*Brief*. The result should be every line of the listing that contains "ordinal".

*Given information*.
• • • • • • •
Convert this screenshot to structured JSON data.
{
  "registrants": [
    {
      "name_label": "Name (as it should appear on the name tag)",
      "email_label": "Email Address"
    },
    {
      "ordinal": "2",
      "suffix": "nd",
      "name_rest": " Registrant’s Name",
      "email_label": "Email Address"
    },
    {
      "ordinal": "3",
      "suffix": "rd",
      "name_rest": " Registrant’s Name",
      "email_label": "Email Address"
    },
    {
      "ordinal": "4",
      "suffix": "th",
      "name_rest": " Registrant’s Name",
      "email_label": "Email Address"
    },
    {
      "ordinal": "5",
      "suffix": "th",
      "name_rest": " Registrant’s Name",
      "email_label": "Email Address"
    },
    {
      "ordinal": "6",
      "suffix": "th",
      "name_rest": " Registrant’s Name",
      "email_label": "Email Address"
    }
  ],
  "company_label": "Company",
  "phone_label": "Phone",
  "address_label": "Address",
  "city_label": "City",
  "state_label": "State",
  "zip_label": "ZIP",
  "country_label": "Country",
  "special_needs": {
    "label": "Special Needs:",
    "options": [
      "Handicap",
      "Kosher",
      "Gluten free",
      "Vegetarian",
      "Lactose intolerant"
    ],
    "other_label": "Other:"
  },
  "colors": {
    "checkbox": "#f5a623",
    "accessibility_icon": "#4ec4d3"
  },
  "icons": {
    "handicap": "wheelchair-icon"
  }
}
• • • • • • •
*Response to this task*.
      "ordinal": "2",
      "ordinal": "3",
      "ordinal": "4",
      "ordinal": "5",
      "ordinal": "6",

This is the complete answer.